I applied this against a FreeBSD 13.0-RELEASE-p4 system and checked for interoperability successfully on a LAN with a machine running Linux kernel 5.14.1 (which includes our corresponding patch with this same functionality). ARP, ICMP, and TCP worked in both directions with either the FreeBSD or the Linux machine set to use the lowest address on their shared subnet.

I haven't yet tried routing in this configuration (i.e., confirming that both the Linux and FreeBSD machines will be willing to route packets in both directions in this condition), but I'll give that a try next.

I haven't yet tried routing in this configuration (i.e., confirming that both the Linux and FreeBSD machines will be willing to route packets in both directions in this condition), but I'll give that a try next.

Just to confirm, I tried all four of these combinations

FreeBSD .0, Linux .x, routing via Linux machine
FreeBSD .x, Linux .0, routing via Linux machine
FreeBSD .0, Linux .x, routing via FreeBSD machine
FreeBSD .x, Linux .0, routing via FreeBSD machine

to communicate with an unpatched machine on a different subnet, and all four worked properly.

e.g. the first of the four variants above looks like

patched patched unpatched
FreeBSD Linux Linux
\ / \ /
242.42.42.0 [wired eth] 242.42.42.1 250.250.250.1 [wifi] 250.250.250.250

and the unpatched Linux machine (right) is able to communicate correctly with the patched FreeBSD machine (left). All subnets are /24.

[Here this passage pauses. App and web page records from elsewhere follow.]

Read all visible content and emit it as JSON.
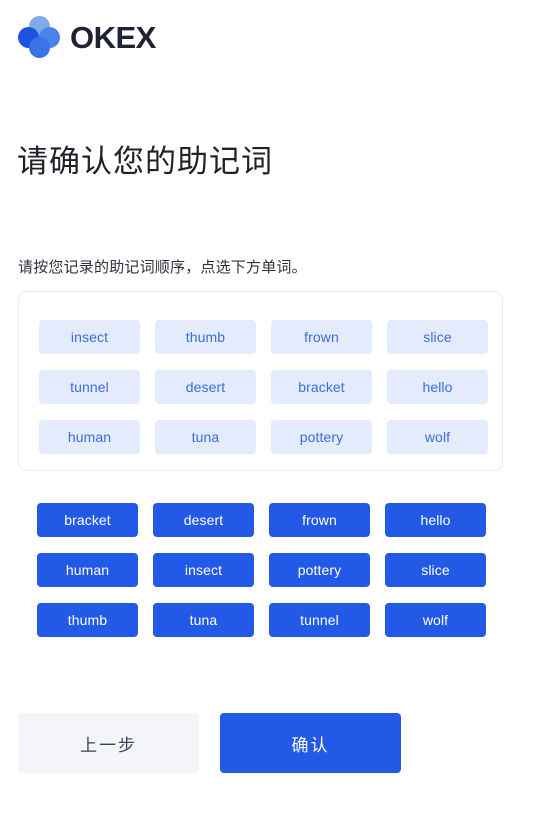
{
  "brand": {
    "name": "OKEX",
    "logo_icon": "okex-four-dot-logo",
    "dot_colors": {
      "top": "#7fabe9",
      "left": "#1c54e0",
      "right": "#4a81ea",
      "bottom": "#3a72e8"
    }
  },
  "page": {
    "title": "请确认您的助记词",
    "subtitle": "请按您记录的助记词顺序，点选下方单词。",
    "background": "#ffffff"
  },
  "selected_area": {
    "border_color": "#e7eaef",
    "chip_background": "#e4ebfd",
    "chip_text_color": "#3a6fd8",
    "words": [
      "insect",
      "thumb",
      "frown",
      "slice",
      "tunnel",
      "desert",
      "bracket",
      "hello",
      "human",
      "tuna",
      "pottery",
      "wolf"
    ]
  },
  "word_bank": {
    "chip_background": "#2259e6",
    "chip_text_color": "#ffffff",
    "words": [
      "bracket",
      "desert",
      "frown",
      "hello",
      "human",
      "insect",
      "pottery",
      "slice",
      "thumb",
      "tuna",
      "tunnel",
      "wolf"
    ]
  },
  "actions": {
    "back_label": "上一步",
    "back_background": "#f3f5f8",
    "back_text_color": "#3a4559",
    "confirm_label": "确认",
    "confirm_background": "#2259e6",
    "confirm_text_color": "#ffffff"
  }
}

I didn't test to confirm that the unpatched machine *can't* communicate directly on the same subnet with the patched machine to which .0 was assigned, but I've noted that behavior in the past and it's almost certainly still the case.